The grief is absolutely about missing the past. Of Christmases created for you, of the delight and the surprise, of the joy and the wonder. Of Christmases you created for yourself and others that seemed to go almost right. Of repressing the memories of the parts that went wrong. Of acknowledging the sorrow created by the pressure for “perfect” holidays.
We could create holiday traditions to honor grief, to let it out for a moment. Maybe we should begin each holiday gathering by listing the names of all those who used to make our holidays special and are no longer with us. By invoking their memories we can justify celebrating them and let the grief have a few minutes of life, sharing our words, and memories, and space with the ghosts of Christmases past. Then we can let them go and enjoy the present and the new memories in the making.
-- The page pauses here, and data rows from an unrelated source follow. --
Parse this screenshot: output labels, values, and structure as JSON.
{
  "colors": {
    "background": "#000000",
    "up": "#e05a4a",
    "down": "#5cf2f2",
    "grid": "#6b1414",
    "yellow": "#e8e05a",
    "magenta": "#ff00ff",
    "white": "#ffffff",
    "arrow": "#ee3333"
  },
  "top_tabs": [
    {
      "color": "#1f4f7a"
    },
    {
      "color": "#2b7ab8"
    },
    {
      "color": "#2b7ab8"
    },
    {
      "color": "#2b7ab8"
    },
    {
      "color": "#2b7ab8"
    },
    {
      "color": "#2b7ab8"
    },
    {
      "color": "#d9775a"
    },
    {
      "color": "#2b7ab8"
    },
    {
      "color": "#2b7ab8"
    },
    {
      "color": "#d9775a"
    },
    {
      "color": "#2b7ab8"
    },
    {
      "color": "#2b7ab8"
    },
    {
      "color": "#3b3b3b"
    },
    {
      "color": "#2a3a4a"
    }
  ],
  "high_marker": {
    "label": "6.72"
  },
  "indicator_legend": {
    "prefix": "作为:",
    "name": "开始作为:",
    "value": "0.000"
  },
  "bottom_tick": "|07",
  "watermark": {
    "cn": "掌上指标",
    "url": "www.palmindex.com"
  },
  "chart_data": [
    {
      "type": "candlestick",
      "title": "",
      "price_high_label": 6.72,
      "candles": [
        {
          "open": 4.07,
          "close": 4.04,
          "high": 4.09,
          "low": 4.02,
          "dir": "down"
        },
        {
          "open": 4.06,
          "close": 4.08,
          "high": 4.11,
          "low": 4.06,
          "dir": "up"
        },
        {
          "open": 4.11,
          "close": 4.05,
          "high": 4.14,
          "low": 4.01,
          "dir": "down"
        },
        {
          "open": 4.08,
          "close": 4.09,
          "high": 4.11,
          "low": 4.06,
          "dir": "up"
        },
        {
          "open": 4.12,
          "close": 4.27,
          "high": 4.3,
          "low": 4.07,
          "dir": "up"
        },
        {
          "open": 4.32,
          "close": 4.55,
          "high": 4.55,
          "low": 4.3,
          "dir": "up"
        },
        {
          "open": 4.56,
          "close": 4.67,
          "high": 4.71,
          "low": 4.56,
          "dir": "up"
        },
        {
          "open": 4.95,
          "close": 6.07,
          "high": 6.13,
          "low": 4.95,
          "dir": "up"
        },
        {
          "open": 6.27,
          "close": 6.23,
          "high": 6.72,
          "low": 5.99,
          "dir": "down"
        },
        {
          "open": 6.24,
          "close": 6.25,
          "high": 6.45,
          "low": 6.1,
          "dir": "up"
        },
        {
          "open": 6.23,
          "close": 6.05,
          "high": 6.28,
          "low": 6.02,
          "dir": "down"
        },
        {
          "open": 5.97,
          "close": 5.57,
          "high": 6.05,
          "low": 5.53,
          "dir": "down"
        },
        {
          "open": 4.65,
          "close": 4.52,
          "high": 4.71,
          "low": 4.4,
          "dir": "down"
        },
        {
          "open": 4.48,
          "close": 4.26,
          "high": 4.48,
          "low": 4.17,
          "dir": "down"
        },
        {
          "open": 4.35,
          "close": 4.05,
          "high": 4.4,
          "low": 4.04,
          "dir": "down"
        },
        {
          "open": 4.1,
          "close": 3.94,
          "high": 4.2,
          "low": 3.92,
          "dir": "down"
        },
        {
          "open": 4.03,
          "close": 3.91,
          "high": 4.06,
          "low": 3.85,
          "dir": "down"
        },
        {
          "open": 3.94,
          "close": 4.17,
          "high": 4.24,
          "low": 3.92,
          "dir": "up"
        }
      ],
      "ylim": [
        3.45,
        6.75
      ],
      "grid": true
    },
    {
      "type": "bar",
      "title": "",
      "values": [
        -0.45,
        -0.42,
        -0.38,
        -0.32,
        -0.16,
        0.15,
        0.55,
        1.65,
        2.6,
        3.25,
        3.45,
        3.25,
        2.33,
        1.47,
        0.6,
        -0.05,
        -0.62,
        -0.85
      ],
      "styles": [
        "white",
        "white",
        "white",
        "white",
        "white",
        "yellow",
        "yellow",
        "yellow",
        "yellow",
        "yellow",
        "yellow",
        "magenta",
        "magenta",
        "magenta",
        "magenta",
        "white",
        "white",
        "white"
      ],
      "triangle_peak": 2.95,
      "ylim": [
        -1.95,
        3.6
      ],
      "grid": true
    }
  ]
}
Color Watch – colorful attractions in my neighborhoods this week – didn’t get out this week to take new photos. Here’s some of the pretty packages I got for Christmas. The crocheted high heels were made by my paternal grandmother.
Current View – Dean Spanley (2008, PG), a New Zealand production with Jeremy Northam, an interesting historical with fantastical elements. A subtle powerful movie about grief, aging, and family. Watched Inside Out again before it had to go back. Such a great movie and I had listened to my 12 year old great-nephew and 7 year old great-niece critique it. They enjoyed it and were fascinated by the “parts of the personality”. Insight into me: as I viewed the movie the first time, I identified when each of my “personality islands” collapsed. As I watched the second time I found myself creating a “character” for grief, a sort of Morticia Addams figure dressed in slinky silky slithery black, gliding blithely along the shadows of my memories, shiny black hair streaming along beside her. Fascinating, the fertile imagination. Still watching episodes of Last Man Standing. They took some theatrical license changing the cast, different actors for the same characters, but I think it worked ok.
Currently Reading – Brian Jones: The Making of The Rolling Stones (2014, biography) by Paul Trynka; The Shaking Woman: or A History of My Nerves (2009, health) by Siri Hustvedt. Yes, concurrently.
I discover so much reading my Winter Classics. The Picture of Dorian Gray (1890, fiction). Oscar Wilde’s adventure into degradation, mayhem, and murder, psychologically not much different than today’s. The language used to tell the story is intense and languid.
This week I have been grateful for:
- Another surprise snow. I am scheduled for work this week so this one is a little more stressful.
- Not having to go anywhere today.
- Getting to see my family for the holiday season.
- Getting to meet the newest member of my family and holding his sweet little nine pound body next to mine.
- A safe journey across the metro area with the car’s trouble light on the whole way. No snow or ice for the journey.
- Sales clerks who take time out of their day to listen to a crankety old lady (moi).
- Finally appreciating that I will never complete a to-do list, as the list constantly evolves.
- Ascending to Level 2 of not getting stuff done. The Let It Go Level.
- It will get done eventually.
- Obtaining a box for 2015’s folders full of invoices yesterday instead of next April.
- Having a week away from work to delve into my Winter Classic reading.
- Dreams and plans for organizing my personal library this year.
- Hearing birds playing in the snow.
Hoping you have a lovely week.
Namaste. Peace. Blessings.
Floral ribbon border by Laurel Burch